BEIJING — A brother of Chinese activist Chen Guangcheng said Wednesday that the family still faces persecution from authorities despite assurances that it would be treated in accordance with Chinese law when the activist was allowed to travel to the U.S. after escaping from house arrest.
The self-taught rights lawyer's escape from house arrest in eastern China last April set off a diplomatic tussle between Beijing and Washington before he eventually was allowed to move to the United States. U.S. officials have said Beijing gave assurances that Chen's relatives would be treated according to the law.
But Chen's eldest brother, Chen Guangfu, said Wednesday that his son had been threatened with life imprisonment if he should appeal his 39-month sentence for assault. He was sentenced in November in a summary trial, seen as retaliation by local officials angered by his uncle's escape.
The latest accusations of harassment came a day after Chen Guangcheng told a U.S. congressional panel in Washington that "persecution of my family has never stopped."
A court convicted the nephew of attacking officials who stormed into his house looking for the activist, but his family believed Chen Kegui acted out of self-defense after he and his parents had been beaten.
Before the trial, local authorities did not let family members see Chen Kegui or hire their own lawyers to defend him. Lawyers were instead appointed to him, and his parents were barred from attending the hurried trial.
The U.S. State Department then called on China to review the case, saying its handling was contrary to Beijing's assurances to Washington that Chen's relatives would be treated in accordance with the law.
On Wednesday, department spokesman Patrick Ventrell said the U.S. was deeply concerned by reports that prison officials abused Chen Kegui during his ongoing imprisonment and that local authorities continue to harass his family members. He urged the Chinese government to treat Chen Kegui fairly and with dignity.
Chen Guangfu said he met with a rights lawyer in Beijing on Wednesday about appealing his son's sentence. He said the effort was likely to be fruitless, but that he would still try.
"Since the law has given us the right to appeal, we will go through the procedure," Chen said, though he added that "we do not believe in Chinese law anymore."
He said his son was visited in jail in the city of Linyi in eastern Shandong province by unidentified officials – likely either jail wardens or police officers – who told him that he would be locked up forever if he appealed. Chen said officials used the same tactic before his son's trial last year, even hinting that his son's 4-year-old child might suffer if he did not cooperate, although Chinese law gives the convicted the right to appeal.

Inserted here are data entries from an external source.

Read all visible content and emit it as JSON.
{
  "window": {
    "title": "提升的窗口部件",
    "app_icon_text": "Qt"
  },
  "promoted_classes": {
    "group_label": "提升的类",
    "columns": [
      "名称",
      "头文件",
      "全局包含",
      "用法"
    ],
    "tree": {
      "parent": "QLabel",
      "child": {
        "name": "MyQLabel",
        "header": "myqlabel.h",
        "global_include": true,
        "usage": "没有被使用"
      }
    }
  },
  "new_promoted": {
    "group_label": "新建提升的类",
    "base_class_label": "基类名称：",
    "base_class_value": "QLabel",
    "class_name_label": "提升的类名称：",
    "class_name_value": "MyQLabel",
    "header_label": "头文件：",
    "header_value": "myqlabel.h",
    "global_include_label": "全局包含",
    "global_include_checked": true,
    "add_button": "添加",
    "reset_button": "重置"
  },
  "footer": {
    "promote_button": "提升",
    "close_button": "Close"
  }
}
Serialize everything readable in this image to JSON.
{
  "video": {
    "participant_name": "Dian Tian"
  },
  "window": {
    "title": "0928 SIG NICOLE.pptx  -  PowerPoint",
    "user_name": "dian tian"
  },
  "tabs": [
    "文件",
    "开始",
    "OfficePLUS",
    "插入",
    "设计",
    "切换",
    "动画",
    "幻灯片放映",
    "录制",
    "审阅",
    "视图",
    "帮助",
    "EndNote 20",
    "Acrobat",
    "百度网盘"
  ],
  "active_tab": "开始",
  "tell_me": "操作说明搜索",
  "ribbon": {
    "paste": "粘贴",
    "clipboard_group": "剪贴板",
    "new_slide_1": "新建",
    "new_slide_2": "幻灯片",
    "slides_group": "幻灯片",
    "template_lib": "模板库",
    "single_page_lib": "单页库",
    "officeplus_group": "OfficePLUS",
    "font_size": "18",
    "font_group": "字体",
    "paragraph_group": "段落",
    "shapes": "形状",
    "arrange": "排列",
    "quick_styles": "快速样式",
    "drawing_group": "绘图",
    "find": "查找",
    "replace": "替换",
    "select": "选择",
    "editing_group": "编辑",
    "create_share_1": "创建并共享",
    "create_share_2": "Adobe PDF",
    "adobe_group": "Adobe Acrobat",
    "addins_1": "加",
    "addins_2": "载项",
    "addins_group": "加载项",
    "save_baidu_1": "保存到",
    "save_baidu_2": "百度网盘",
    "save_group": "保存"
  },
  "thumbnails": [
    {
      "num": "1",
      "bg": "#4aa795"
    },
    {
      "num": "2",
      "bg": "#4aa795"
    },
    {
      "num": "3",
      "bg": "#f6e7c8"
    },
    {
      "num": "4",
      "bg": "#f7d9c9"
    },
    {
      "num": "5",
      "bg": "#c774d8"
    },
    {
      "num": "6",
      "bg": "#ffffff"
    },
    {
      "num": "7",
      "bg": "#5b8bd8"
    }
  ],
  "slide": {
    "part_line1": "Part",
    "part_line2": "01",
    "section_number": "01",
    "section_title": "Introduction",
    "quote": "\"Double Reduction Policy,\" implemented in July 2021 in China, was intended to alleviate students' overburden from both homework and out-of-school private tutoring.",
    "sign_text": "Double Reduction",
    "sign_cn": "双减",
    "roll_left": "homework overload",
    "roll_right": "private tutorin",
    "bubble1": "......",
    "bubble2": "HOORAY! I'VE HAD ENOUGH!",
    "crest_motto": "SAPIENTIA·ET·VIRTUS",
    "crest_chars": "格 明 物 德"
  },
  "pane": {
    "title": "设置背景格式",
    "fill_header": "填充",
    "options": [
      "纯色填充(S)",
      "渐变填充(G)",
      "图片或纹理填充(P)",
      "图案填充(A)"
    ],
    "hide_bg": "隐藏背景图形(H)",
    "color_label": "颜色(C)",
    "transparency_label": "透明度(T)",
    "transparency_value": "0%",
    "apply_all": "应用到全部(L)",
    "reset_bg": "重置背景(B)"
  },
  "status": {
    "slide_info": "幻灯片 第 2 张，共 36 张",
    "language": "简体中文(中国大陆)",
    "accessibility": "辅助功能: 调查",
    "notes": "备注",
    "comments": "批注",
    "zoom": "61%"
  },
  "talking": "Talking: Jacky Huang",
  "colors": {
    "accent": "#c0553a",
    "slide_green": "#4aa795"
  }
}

In March, a local township official attempted to pick up the 4-year-old boy from kindergarten but failed to give an explanation when she was confronted, Chen Guangfu said.
"She said she was told by the township to do that, but she refused to tell me the purpose," he said.
On another occasion, Chen said he was followed by a man in a helmet and an army overcoat. He said he also has noticed several men have stayed overnight in a car at his village but have never been able to confront them and identify them.
"I think our personal safety is in their hands," Chen said.
Chen has been making similar complaints for the past several months as he tries to get his son freed.
Calls to the propaganda office of Linyi were unanswered Wednesday.
In written testimony to the U.S. panel, Chen Guangcheng criticized China's harassment of his family and its human rights record.
"When it can willfully break agreements in a case that has attracted the world's attention," Chen wrote, "how can we expect it to improve the human rights situation in other areas and to take up its international responsibilities and obligations?"
Chen called for the U.S government to make public all written and oral diplomatic agreements it made with China on his case and how his family was to be treated.
Ventrell, the State Department spokesman, said he was not aware whether there was a written agreement. He declined to characterize the diplomatic discussions the U.S. had with China beyond what the U.S. has already said on the case.
On Tuesday, U.S. Rep. Chris Smith, a Republican from New Jersey, assured Chen Guangcheng that his nephew's case would remain a "primary focus" for him and fellow lawmakers.
Associated Press writer Matthew Pennington in Washington contributed to this report.